A robot enters a bar. A new stunt shows pub goers being stunned to be joined by a uncannily human-looking android, before it breaks a glass. And the team behind it say it offers a hint at the future of exactly the kind of robots that could surround is in the future. The robot, created by Now TV ahead of the beginning of the second season of Westworld, did not engage in any of the vintage hijinks or intense action that the androids in the films get involved with. But it does have something in common with it: going in the pub, and freaking out people who engage with it.
Users across the world were briefly shown an unhappy robot and a message that the site has broken, rather than the expected posts. "Something is technically wrong," the site's error message read. "Thanks for noticing--we're going to fix it up and have things back to normal soon." The website DownDetector reported a sharp spike in the number of problems with the site around 3pm UK time.
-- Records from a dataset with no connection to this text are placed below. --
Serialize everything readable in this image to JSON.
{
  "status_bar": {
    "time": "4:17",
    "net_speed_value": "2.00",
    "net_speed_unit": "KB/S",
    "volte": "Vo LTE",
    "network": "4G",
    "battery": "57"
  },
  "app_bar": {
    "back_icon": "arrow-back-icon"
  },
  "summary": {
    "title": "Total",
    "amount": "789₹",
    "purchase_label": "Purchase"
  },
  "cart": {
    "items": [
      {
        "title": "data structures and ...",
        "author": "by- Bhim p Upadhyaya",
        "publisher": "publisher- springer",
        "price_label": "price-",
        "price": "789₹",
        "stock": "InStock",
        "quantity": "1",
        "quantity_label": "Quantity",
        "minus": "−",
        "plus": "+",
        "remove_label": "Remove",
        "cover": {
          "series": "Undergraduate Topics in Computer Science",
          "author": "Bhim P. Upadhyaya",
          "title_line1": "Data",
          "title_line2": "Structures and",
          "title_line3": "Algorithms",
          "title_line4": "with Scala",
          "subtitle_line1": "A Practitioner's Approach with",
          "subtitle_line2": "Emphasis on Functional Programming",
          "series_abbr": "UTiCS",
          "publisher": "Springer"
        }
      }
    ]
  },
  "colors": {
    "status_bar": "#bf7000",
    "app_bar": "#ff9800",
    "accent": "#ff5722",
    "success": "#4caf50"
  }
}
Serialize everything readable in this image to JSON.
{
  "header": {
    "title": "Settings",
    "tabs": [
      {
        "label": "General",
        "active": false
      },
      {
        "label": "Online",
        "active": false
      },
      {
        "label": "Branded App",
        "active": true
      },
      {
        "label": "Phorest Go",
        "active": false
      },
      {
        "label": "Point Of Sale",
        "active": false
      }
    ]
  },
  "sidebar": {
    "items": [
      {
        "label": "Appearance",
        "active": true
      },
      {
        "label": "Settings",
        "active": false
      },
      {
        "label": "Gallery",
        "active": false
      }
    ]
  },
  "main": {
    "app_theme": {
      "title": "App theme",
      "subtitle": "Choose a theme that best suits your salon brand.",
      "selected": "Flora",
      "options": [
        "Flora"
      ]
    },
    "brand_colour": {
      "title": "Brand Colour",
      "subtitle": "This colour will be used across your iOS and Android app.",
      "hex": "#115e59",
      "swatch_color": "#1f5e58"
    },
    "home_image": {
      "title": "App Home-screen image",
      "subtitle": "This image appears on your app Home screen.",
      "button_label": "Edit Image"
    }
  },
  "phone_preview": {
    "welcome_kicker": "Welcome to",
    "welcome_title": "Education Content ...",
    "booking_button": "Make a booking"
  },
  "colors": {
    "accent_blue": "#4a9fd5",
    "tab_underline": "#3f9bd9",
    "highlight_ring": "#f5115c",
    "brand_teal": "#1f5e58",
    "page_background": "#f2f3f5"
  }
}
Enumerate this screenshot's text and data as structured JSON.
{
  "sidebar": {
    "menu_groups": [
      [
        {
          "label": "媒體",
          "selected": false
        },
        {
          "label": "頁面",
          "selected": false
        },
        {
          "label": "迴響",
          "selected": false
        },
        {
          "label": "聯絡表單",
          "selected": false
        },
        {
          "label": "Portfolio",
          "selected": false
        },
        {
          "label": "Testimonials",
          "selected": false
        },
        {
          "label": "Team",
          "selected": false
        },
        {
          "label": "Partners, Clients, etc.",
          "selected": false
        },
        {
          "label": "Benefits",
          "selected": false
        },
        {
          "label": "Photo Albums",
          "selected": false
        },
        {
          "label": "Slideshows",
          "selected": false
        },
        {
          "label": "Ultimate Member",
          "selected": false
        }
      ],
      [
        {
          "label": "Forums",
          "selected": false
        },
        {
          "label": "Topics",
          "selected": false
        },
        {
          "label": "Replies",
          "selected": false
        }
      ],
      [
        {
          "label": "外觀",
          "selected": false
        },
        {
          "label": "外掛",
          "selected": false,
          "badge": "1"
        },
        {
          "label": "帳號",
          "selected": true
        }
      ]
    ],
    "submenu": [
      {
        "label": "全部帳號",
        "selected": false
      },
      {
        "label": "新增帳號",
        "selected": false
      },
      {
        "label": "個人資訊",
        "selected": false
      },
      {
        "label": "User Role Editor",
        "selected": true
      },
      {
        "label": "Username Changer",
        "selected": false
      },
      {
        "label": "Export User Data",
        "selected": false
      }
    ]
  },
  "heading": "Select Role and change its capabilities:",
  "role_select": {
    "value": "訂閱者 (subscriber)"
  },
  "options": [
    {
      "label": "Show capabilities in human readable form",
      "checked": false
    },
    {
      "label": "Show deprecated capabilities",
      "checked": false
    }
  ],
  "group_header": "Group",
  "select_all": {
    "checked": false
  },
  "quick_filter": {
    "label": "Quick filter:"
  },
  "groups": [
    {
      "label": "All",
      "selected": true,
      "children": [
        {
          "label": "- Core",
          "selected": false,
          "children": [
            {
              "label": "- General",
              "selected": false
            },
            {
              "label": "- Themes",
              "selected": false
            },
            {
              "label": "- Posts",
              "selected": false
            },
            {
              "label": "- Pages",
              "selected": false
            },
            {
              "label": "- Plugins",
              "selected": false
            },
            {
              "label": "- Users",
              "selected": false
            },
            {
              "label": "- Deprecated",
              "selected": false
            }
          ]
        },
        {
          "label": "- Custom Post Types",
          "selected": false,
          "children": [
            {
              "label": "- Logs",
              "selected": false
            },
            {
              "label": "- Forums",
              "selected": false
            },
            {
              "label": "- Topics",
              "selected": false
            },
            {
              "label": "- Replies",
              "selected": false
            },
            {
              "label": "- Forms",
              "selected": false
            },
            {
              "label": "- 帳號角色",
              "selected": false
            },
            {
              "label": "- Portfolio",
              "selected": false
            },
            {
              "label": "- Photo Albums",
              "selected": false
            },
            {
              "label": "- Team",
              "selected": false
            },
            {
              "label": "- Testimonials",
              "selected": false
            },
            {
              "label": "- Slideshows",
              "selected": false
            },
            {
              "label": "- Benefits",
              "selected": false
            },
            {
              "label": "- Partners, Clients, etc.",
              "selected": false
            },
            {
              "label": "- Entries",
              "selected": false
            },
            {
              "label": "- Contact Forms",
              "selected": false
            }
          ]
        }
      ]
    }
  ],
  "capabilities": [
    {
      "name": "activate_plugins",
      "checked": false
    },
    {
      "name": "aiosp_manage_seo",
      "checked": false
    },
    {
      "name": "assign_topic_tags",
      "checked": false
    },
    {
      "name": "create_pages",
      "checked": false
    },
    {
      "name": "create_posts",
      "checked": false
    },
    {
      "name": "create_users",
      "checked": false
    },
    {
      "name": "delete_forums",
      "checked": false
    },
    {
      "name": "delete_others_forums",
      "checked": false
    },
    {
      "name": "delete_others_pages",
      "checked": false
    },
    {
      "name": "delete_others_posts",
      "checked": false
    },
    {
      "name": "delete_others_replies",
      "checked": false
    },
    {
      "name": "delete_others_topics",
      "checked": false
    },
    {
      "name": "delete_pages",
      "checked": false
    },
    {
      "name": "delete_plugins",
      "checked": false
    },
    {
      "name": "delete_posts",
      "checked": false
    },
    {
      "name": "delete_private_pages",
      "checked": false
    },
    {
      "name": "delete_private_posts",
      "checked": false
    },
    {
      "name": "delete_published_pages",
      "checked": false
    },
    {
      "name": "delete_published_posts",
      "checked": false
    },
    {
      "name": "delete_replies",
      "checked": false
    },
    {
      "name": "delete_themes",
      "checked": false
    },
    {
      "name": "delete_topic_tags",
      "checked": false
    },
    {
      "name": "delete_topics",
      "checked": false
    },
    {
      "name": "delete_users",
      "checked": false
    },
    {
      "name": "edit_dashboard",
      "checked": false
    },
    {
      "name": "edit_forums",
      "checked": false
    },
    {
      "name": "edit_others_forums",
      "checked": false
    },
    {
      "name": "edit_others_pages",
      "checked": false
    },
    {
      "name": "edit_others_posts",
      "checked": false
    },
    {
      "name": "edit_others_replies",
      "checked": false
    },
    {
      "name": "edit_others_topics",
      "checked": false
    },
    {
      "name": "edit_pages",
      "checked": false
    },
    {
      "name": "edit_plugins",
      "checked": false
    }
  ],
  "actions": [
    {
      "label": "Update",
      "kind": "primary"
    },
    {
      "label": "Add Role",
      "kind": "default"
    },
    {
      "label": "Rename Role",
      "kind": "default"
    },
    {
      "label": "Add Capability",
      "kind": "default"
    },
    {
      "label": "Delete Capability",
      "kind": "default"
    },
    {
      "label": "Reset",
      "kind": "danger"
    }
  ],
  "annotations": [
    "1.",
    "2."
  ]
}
The problems were visible across the world, with particular hotspots in the UK, US and Japan – though that might simply be a result of who is online and reporting issues at that time.
Facebook CEO Mark Zuckerberg has endured a gruelling five-hour hearing before the US House of Representatives, facing tough questions about how the site protects user data, whether it is biased against certain users – and what, exactly, it is. The second day of questioning before the House Committee on Energy and Commerce proved more taxing for the 33-year-old than his testimony before two Senate committees on Tuesday. Representatives shot rapid-fire questions at the entrepreneur, and even interrupted his answers at several points. "While Facebook has certainly grown, I worry it has not matured," Representative Greg Walden said at the opening of the hearing on Wednesday. "I think it is time to ask whether Facebook may have moved too fast and broken too many things."
The Amazon Alexa of the future could be listening to you all the time – and building up a detailed picture of what you want to buy. That's the suggestion of a patent filed by the company that details the idea of'voice-sniffing' technology. Such software would allow the device to eavesdrop on conversations and analyse them, feeding that into a database for ads. At the moment, Amazon's Echo products are hardwired so they will only listen to users when they say the "Alexa" wake word. Amazon has denied that it uses voice recordings for advertising at the moment, and said that the patent might never actually come to the market.
Nasa has found an entire solar system with as many planets as our own. The discovery of a new planet around the Kepler-90 star, which looks like our own sun, means the distant solar system has a total of eight known planets. And those planets look like those in our own neighbourhood: rocky planets orbit close to the star, with gas giants further away. The star and its family of planets were already known about, having been detected by the Kepler space telescope. But the breakthrough came when astronomers found the new world, which was done using Google's artificial intelligence technology.